President Franklin Delano Roosevelt’s “New Deal,” implemented nationally to help ease the employment woes of the Depression era, was the catalyst for the Lock and Dam project on the upper Mississippi.

It was a project of the Public Works Administration (WPA), part of that New Deal. The WPA was a large-scale public works construction agency, which was created by the National Recovery Industrial Act of 1933.

The agency, which spent over $9 billion over a 10-year period built large scale infrastructure projects, such as bridges, hospitals and schools, and of course, Lock and Dam 12 in Bellevue, which cost nearly $6 million ($106 million in today’s dollars).

Lock and Dam 12 is 556.7 miles above the confluence of the Mississippi and Ohio rivers. The complex stretches across the river at a point where the bluffs on the Iowa side are very close to the river; a complex of islands and sloughs extends nearly three-quarters of the way across the river from the Illinois side.

Bellevue State Park occupies the high ground on the Iowa side, while the urbanized area of Bellevue extends to the government-owned property on the flat land below the bluff.

The Lost Mound Unit of Upper Mississippi River National Wildlife and Fish Refuge occupies the islands, slough, and small flat bottom areas on the Illinois side.

The movable dam consists of seven submersible Tainter gates (20-feet high and 64-feet long) and three submersible roller gates (20-feet high and 100-feet long). The dam system also includes two, non-overflow, earth and sand-filled dikes; two transitional dikes; and a concrete-covered ogee spillway, submersible earth and sand-filled dike. The foundation is set in sand, gravel, and silt.

The lock dimensions are 110-feet wide by 600-feet long with additional provisions for an auxiliary lock. The normal upper pool elevation is 592 feet, approximately 15 feet above the tail waters below the dam at low water. The maximum lift is 9 feet with an average lift of 6 feet.

 It takes approximately 10 minutes to fill or empty the lock chamber. It takes about 8 hours for water to travel from Lock and Dam 11, in Dubuque, Iowa, to Lock and Dam 12.

The lock opened in 1938. During the peak of construction, a maximum of 960 men were employed at one time, many of them living right on the job site. For every one job on the Lock and Dam, it is estimated two more jobs were indirectly created in the local area.

The workers on the site used steam-powered cranes, while cement was mixed in two (2-cubic-yard) mixers that ran non-stop. Wood, limestone and local construction materials were used on most of the project.

Beside strong maintenance and a few remodel jobs (and a few near-floods) over the decades, the 80-year old facility looks and operates pretty much as it did when it went into operation in 1938. The gears, metal and concrete, as well as the main office itself is all original.

The existing 9-foot Channel Navigation Project was constructed in the 1930s and extends down the Upper Mississippi River from Minneapolis-St. Paul to its confluence with the Ohio River and up the Illinois Waterway to the Thomas J. O’Brien Lock in Chicago.

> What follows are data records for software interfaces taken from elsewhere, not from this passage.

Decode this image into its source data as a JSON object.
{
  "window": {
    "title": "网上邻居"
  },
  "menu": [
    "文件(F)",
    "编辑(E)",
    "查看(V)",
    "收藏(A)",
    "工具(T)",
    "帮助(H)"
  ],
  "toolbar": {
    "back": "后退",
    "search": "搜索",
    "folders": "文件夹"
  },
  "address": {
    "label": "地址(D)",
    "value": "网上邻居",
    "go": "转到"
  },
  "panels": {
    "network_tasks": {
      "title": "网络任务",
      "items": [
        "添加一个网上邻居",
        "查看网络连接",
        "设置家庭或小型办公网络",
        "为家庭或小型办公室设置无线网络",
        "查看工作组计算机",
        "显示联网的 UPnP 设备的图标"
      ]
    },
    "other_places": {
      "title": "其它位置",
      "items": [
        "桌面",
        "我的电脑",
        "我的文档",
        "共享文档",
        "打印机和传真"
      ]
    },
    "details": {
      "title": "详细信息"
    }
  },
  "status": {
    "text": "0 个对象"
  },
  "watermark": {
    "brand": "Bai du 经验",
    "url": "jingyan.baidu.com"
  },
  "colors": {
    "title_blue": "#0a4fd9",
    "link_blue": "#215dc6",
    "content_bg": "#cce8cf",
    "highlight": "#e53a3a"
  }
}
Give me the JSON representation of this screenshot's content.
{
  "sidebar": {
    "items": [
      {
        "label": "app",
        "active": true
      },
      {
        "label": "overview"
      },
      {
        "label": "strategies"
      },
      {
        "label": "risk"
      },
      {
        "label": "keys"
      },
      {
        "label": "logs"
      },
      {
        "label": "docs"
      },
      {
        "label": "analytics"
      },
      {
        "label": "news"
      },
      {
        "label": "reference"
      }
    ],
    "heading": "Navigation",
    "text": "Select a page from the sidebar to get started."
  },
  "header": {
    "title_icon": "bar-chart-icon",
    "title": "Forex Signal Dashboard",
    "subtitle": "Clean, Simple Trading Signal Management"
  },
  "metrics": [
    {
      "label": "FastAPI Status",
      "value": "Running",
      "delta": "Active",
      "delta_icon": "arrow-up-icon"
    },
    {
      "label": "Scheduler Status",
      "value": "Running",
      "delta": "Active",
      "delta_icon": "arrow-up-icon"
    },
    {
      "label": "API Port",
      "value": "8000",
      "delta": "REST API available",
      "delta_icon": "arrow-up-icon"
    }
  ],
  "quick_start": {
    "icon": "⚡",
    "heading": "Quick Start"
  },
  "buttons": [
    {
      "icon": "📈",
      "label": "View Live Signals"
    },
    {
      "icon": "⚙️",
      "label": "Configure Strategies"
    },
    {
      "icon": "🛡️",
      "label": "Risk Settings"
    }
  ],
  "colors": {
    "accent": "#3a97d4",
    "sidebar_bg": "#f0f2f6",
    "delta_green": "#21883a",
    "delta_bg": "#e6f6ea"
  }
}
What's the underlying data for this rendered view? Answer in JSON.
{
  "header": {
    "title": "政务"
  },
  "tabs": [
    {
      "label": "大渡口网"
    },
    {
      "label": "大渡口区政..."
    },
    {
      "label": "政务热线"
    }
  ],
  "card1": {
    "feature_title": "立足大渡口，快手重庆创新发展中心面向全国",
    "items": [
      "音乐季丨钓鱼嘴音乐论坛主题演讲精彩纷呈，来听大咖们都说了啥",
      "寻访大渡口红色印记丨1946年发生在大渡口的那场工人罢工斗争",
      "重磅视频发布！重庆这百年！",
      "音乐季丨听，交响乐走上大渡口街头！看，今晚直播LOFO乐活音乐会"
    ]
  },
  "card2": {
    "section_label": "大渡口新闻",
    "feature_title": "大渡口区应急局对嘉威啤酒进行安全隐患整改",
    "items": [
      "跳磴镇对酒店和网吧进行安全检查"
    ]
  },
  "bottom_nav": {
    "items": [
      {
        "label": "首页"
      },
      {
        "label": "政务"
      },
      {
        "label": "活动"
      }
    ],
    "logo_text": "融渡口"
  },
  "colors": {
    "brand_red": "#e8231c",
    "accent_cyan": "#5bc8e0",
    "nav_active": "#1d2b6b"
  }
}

It includes 37 Locks and approximately 1,200 miles of navigable waterway in Illinois, Iowa, Minnesota, Missouri, and Wisconsin.

The system’s 600-foot locks do not accommodate some of today’s modern tows without splitting and passing through the lock in two operations. This procedure requires uncoupling barges at midpoint which can triple locking times.

More than 580 manufacturing facilities, terminals, and docks ship and receive tonnage in the Upper Mississippi River basin.